# [Directions for this task]
The entries below are to be copied exactly, with every picture left out.

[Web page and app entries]
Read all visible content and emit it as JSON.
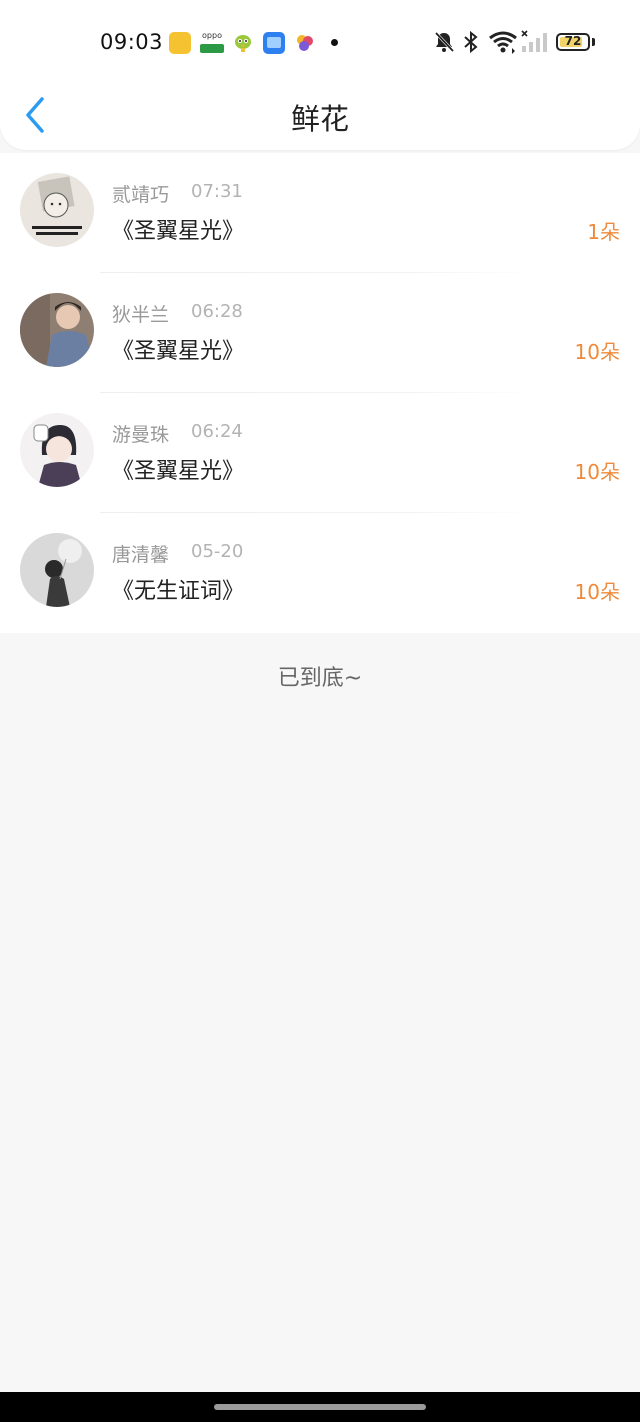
{
  "status_bar": {
    "time": "09:03",
    "app_icons": [
      "notes-icon",
      "oppo-icon",
      "bird-icon",
      "files-icon",
      "game-icon"
    ],
    "system_icons": [
      "bell-muted-icon",
      "bluetooth-icon",
      "wifi-icon",
      "cellular-signal-icon"
    ],
    "battery_level": "72"
  },
  "header": {
    "back_icon": "chevron-left-icon",
    "title": "鲜花"
  },
  "records": [
    {
      "name": "贰靖巧",
      "time": "07:31",
      "book": "《圣翼星光》",
      "count": "1朵"
    },
    {
      "name": "狄半兰",
      "time": "06:28",
      "book": "《圣翼星光》",
      "count": "10朵"
    },
    {
      "name": "游曼珠",
      "time": "06:24",
      "book": "《圣翼星光》",
      "count": "10朵"
    },
    {
      "name": "唐清馨",
      "time": "05-20",
      "book": "《无生证词》",
      "count": "10朵"
    }
  ],
  "footer": {
    "end_text": "已到底~"
  },
  "colors": {
    "accent_back": "#2d9cf0",
    "count_orange": "#ef8a3c",
    "page_bg": "#f8f7f8"
  }
}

# [Answer to the exercise]
Read all visible content and emit it as JSON.
{
  "status_bar": {
    "time": "09:03",
    "app_icons": [
      "notes-icon",
      "oppo-icon",
      "bird-icon",
      "files-icon",
      "game-icon"
    ],
    "system_icons": [
      "bell-muted-icon",
      "bluetooth-icon",
      "wifi-icon",
      "cellular-signal-icon"
    ],
    "battery_level": "72"
  },
  "header": {
    "back_icon": "chevron-left-icon",
    "title": "鲜花"
  },
  "records": [
    {
      "name": "贰靖巧",
      "time": "07:31",
      "book": "《圣翼星光》",
      "count": "1朵"
    },
    {
      "name": "狄半兰",
      "time": "06:28",
      "book": "《圣翼星光》",
      "count": "10朵"
    },
    {
      "name": "游曼珠",
      "time": "06:24",
      "book": "《圣翼星光》",
      "count": "10朵"
    },
    {
      "name": "唐清馨",
      "time": "05-20",
      "book": "《无生证词》",
      "count": "10朵"
    }
  ],
  "footer": {
    "end_text": "已到底~"
  },
  "colors": {
    "accent_back": "#2d9cf0",
    "count_orange": "#ef8a3c",
    "page_bg": "#f8f7f8"
  }
}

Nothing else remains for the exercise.